** PROMPT **
Type out every line below exactly as it reads.

(Data about app and page elements)
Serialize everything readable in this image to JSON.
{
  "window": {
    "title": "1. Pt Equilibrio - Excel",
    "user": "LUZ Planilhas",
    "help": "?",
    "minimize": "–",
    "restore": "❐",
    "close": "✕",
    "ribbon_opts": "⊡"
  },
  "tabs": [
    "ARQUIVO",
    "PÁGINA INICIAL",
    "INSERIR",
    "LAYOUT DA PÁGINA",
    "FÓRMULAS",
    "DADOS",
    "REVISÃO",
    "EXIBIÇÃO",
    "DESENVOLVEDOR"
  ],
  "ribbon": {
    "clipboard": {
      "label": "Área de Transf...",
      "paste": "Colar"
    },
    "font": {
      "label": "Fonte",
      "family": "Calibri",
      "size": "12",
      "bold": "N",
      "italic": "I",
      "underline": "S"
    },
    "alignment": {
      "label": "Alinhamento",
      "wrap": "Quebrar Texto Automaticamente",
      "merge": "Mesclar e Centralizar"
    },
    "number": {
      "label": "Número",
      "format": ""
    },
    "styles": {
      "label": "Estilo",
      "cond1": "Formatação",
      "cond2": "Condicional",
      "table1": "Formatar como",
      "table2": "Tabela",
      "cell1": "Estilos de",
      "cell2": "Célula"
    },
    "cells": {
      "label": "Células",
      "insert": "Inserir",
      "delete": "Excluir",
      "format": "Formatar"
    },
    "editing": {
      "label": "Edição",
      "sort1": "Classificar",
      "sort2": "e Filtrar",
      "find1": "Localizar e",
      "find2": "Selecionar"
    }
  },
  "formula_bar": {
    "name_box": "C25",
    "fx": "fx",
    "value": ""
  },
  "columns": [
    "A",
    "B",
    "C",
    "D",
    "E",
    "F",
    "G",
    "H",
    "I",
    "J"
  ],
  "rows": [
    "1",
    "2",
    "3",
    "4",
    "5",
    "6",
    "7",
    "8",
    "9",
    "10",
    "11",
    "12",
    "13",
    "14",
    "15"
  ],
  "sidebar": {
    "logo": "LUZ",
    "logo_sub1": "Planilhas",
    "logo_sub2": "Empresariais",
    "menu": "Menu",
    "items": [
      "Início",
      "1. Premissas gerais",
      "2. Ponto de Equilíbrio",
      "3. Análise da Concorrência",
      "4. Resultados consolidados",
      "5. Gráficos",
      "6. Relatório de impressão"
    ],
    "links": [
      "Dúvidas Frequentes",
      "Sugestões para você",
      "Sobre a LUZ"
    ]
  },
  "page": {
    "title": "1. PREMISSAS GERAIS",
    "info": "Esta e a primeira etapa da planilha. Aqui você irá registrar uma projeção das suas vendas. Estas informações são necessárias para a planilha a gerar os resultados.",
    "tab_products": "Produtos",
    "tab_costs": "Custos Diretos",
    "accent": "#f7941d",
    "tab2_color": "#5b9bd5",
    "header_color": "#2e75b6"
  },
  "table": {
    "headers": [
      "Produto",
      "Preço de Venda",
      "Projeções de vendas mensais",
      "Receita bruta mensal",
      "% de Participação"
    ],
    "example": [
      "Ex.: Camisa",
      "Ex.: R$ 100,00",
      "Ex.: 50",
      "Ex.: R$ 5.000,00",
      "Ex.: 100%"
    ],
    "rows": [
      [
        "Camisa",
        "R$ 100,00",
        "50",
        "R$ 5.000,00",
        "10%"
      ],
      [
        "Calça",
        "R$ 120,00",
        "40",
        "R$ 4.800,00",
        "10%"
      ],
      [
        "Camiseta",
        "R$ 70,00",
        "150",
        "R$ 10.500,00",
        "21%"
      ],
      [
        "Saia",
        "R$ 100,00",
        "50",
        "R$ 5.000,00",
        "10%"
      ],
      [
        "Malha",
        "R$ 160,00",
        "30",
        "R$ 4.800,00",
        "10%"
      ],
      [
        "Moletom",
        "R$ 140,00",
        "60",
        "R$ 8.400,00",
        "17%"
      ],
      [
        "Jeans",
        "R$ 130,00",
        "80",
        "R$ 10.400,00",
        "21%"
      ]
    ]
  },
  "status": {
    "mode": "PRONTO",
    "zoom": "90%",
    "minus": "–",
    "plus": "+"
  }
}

** EXERCISE RESPONSE **
Serialize everything readable in this image to JSON.
{
  "window": {
    "title": "1. Pt Equilibrio - Excel",
    "user": "LUZ Planilhas",
    "help": "?",
    "minimize": "–",
    "restore": "❐",
    "close": "✕",
    "ribbon_opts": "⊡"
  },
  "tabs": [
    "ARQUIVO",
    "PÁGINA INICIAL",
    "INSERIR",
    "LAYOUT DA PÁGINA",
    "FÓRMULAS",
    "DADOS",
    "REVISÃO",
    "EXIBIÇÃO",
    "DESENVOLVEDOR"
  ],
  "ribbon": {
    "clipboard": {
      "label": "Área de Transf...",
      "paste": "Colar"
    },
    "font": {
      "label": "Fonte",
      "family": "Calibri",
      "size": "12",
      "bold": "N",
      "italic": "I",
      "underline": "S"
    },
    "alignment": {
      "label": "Alinhamento",
      "wrap": "Quebrar Texto Automaticamente",
      "merge": "Mesclar e Centralizar"
    },
    "number": {
      "label": "Número",
      "format": ""
    },
    "styles": {
      "label": "Estilo",
      "cond1": "Formatação",
      "cond2": "Condicional",
      "table1": "Formatar como",
      "table2": "Tabela",
      "cell1": "Estilos de",
      "cell2": "Célula"
    },
    "cells": {
      "label": "Células",
      "insert": "Inserir",
      "delete": "Excluir",
      "format": "Formatar"
    },
    "editing": {
      "label": "Edição",
      "sort1": "Classificar",
      "sort2": "e Filtrar",
      "find1": "Localizar e",
      "find2": "Selecionar"
    }
  },
  "formula_bar": {
    "name_box": "C25",
    "fx": "fx",
    "value": ""
  },
  "columns": [
    "A",
    "B",
    "C",
    "D",
    "E",
    "F",
    "G",
    "H",
    "I",
    "J"
  ],
  "rows": [
    "1",
    "2",
    "3",
    "4",
    "5",
    "6",
    "7",
    "8",
    "9",
    "10",
    "11",
    "12",
    "13",
    "14",
    "15"
  ],
  "sidebar": {
    "logo": "LUZ",
    "logo_sub1": "Planilhas",
    "logo_sub2": "Empresariais",
    "menu": "Menu",
    "items": [
      "Início",
      "1. Premissas gerais",
      "2. Ponto de Equilíbrio",
      "3. Análise da Concorrência",
      "4. Resultados consolidados",
      "5. Gráficos",
      "6. Relatório de impressão"
    ],
    "links": [
      "Dúvidas Frequentes",
      "Sugestões para você",
      "Sobre a LUZ"
    ]
  },
  "page": {
    "title": "1. PREMISSAS GERAIS",
    "info": "Esta e a primeira etapa da planilha. Aqui você irá registrar uma projeção das suas vendas. Estas informações são necessárias para a planilha a gerar os resultados.",
    "tab_products": "Produtos",
    "tab_costs": "Custos Diretos",
    "accent": "#f7941d",
    "tab2_color": "#5b9bd5",
    "header_color": "#2e75b6"
  },
  "table": {
    "headers": [
      "Produto",
      "Preço de Venda",
      "Projeções de vendas mensais",
      "Receita bruta mensal",
      "% de Participação"
    ],
    "example": [
      "Ex.: Camisa",
      "Ex.: R$ 100,00",
      "Ex.: 50",
      "Ex.: R$ 5.000,00",
      "Ex.: 100%"
    ],
    "rows": [
      [
        "Camisa",
        "R$ 100,00",
        "50",
        "R$ 5.000,00",
        "10%"
      ],
      [
        "Calça",
        "R$ 120,00",
        "40",
        "R$ 4.800,00",
        "10%"
      ],
      [
        "Camiseta",
        "R$ 70,00",
        "150",
        "R$ 10.500,00",
        "21%"
      ],
      [
        "Saia",
        "R$ 100,00",
        "50",
        "R$ 5.000,00",
        "10%"
      ],
      [
        "Malha",
        "R$ 160,00",
        "30",
        "R$ 4.800,00",
        "10%"
      ],
      [
        "Moletom",
        "R$ 140,00",
        "60",
        "R$ 8.400,00",
        "17%"
      ],
      [
        "Jeans",
        "R$ 130,00",
        "80",
        "R$ 10.400,00",
        "21%"
      ]
    ]
  },
  "status": {
    "mode": "PRONTO",
    "zoom": "90%",
    "minus": "–",
    "plus": "+"
  }
}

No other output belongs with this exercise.